The best possible outcome would be a Labour minority Government, supported by the Lib-Dems on condition that the country has another chance to consider the terms on which it will exit the EU once the negotiations under Article 50 have been completed.

The referendum result of last year resulting in a 3.9 per cent majority in favour of leaving the EU must be respected and if he becomes Prime Minister, Corbyn must see it through, but Britons deserve a second vote when the facts of exit are confirmed and not obscured by nationalist slogans and jingoistic flag waving.  

It is not without some soul-searching that I urge this outcome against a party of which I was once a supporter and a member. When I was a boy Winston Churchill was still Prime Minister. I was born on the same day that Churchill, in a speech in Switzerland, advocated a “United States of Europe” as insurance that the continent would never again be plunged into a ruinous war.

And I was in the press gallery in Westminster when Edward Heath put his career on the line in a decision over whether the UK should except the terms negotiated for EU entry. “Without a vote in favour this Government cannot reasonably continue”.

Now I look at the current front bench — Johnson, Hunt, Leadsom, Davis — a medley of mediocrity, talent-challenged timeservers led by an opportunist with an inflated ego who would rather bring the country to ruin than consider compromise.

Electing Corbyn will certainly be a leap in the dark, better that than a plunge into oblivion.   

Sunday, May 28, 2017

Authorities move against cow vigilantes

Authorities are finally moving against the rising tide of ‘cow vigilantism’ in India after a train was attacked and railway staff beaten at Bhubaneswar Station in the Eastern State of Odisha.

Some 20 cows were being transported on the train to Meghalaya where they had been ordered by the State Government for dairy farmers, and there was no question they were destined for slaughter, authorities said.

“However, youths of a right wing organisation raided the parcel van suspecting cattle smuggling. Without knowing the truth, they unloaded the cows and attacked those who were tending the cows,” an official said.

The cow is a sacred animal for India’s majority Hindus, but use of the animal for dairy products is permitted.

After the Bhubaneswar incident Railway Police have opened a case against the youths, alleging railway staff and those tending the cows had been manhandled and the train delayed for 90 minutes. Interfering with the railway system is a serious offence in India.

A senior official of the ruling Bharatiya Janata Party (BJP) distanced the Government in New Delhi from the vigilantism.

Former President of the BJP, Nitin Gadkari said overseas news sources had tried to link the party with the incidents, simply because its majority support was among Hindus.  

“It seems that every saffron clad person who appears on television is automatically associated with the BJP. Violence committed in the name of protecting cows is not part of our agenda. These people are not our people,” Gadkari said.

“The Prime Minister, Narendra Modi, has condemned these attacks. Our Government does not discriminate towards cast, creed and religion. Our fight is against poverty hunger and disease.”

Even so, the violence is increasing.

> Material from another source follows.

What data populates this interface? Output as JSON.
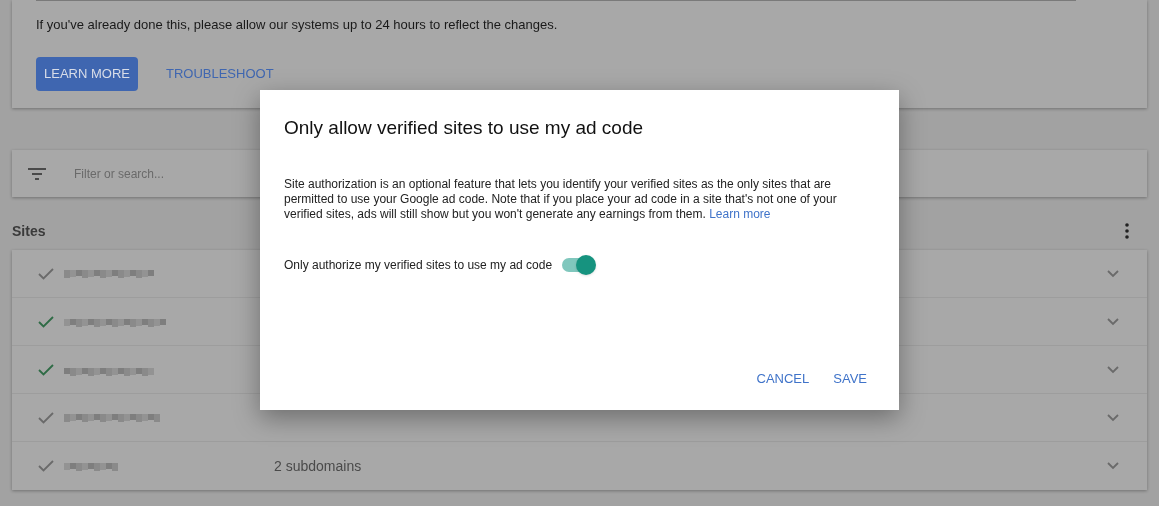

Last month in the village of Jaisinghpur, 90 kilometres from New Delhi, a Muslim dairy farmer was beaten to death by cow vigilantes who accused him of slaughtering his animals, something that has been denied by his family.  

Authorities in Jammu and Kashmir have detained 11 suspected vigilantes after similar incidents there.

Human Rights Watch says 10 Muslims have been killed in cow vigilante attacks over the past two years.

Tensions between Hindus and Muslims have existed since the partition of India and Pakistan in 1947 and outbreaks of violence have plagued the country ever since. There is a perception, especially in more remote areas, that the BJP is a party that favours Hindus and regards Muslims as second class citizens.

If this were true India, which has the second largest Muslim population in the world, could not function. However, as Gadkari pointed out, poverty, hunger and disease have still to be eradicated and while they continue to exist provide fertile ground for those who wish to promote discord.